remove offending agent or reduce contact time. change CL material, replacement regimen. Use steroids, mast cell stabilizers, NSAID

36

GPC pathophysiology in CL wear

antigen in coating of contact lens induce allergic reaction. supported by finding immunoglobulins in CL protein deposits and tear film, increase in number of normally present inflammatory cells

37

allergic eyelid disorders

contact dermatitis
acute allergy with eyelid edema
atopic dermatitis (eczema)

38

contact dermatitis

exposure to meds, cosmetics, chemicals, type IV, erythema, scaling, edema, itching, papillary conj
tx: avoidance, cold compresses, topical steroid

39

acute allergy with eyelid edema

pollen or insect bites
tx: antihistamine

40

atopic dermatitis

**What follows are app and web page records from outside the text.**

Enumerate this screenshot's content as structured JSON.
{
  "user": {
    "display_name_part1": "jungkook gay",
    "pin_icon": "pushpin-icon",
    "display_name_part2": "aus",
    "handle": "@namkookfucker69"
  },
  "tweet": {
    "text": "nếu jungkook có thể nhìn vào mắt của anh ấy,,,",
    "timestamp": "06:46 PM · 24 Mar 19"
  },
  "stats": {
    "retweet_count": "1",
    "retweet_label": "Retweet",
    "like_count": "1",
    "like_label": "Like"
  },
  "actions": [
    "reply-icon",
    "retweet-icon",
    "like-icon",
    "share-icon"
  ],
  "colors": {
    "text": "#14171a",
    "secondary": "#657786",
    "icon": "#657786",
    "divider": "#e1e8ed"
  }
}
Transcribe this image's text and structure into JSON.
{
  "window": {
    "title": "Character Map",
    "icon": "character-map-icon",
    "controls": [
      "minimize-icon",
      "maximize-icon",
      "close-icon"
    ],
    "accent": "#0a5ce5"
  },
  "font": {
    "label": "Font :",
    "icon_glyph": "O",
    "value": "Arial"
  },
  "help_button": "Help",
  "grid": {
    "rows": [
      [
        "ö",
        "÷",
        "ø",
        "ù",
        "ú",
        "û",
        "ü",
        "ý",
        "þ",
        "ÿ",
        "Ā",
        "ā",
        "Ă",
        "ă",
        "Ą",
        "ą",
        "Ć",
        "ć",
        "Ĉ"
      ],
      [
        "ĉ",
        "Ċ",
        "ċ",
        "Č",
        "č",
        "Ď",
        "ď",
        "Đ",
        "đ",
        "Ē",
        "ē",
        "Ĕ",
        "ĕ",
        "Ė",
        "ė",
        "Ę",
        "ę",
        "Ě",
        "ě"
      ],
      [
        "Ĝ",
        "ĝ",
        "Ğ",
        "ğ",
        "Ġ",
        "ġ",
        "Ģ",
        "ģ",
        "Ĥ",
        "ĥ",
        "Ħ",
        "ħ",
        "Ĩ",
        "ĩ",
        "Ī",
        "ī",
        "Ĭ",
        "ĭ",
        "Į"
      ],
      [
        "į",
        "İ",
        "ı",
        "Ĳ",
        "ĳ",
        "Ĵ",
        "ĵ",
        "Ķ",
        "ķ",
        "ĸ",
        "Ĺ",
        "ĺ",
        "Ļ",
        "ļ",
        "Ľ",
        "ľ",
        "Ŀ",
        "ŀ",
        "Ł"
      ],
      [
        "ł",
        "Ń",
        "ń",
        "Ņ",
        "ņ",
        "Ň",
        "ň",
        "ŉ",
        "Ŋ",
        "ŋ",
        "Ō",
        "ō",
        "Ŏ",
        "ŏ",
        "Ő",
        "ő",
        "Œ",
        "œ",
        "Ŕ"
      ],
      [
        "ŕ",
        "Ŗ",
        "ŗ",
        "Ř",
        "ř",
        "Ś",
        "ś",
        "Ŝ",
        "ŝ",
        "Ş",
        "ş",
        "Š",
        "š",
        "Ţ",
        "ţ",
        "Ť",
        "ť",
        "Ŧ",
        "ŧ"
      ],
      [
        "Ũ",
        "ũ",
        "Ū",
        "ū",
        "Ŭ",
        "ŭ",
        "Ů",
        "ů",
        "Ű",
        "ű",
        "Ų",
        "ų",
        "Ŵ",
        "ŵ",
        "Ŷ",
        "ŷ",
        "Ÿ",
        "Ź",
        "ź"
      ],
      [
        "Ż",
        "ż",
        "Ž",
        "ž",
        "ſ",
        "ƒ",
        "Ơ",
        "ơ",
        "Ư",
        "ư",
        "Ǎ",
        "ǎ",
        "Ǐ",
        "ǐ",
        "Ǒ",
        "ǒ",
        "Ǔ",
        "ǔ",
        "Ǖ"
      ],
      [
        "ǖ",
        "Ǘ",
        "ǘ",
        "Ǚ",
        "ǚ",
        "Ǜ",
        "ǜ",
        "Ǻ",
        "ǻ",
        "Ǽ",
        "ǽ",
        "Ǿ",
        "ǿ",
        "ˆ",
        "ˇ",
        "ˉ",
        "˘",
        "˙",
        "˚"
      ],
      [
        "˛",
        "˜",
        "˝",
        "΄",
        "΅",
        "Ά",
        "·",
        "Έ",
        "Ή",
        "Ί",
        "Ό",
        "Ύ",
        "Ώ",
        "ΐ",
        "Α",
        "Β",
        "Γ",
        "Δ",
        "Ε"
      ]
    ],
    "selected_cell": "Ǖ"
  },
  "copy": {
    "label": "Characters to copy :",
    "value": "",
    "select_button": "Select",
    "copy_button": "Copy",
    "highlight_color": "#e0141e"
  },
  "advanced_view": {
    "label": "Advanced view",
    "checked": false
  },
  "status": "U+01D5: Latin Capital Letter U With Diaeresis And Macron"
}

common idiopathic response in pt with asthma, hay fever. dermatitis, thickening, crusting, fissuring, associate with keratoconus, cataract, bleph
tx: emollient for hydration of skin, topical steroid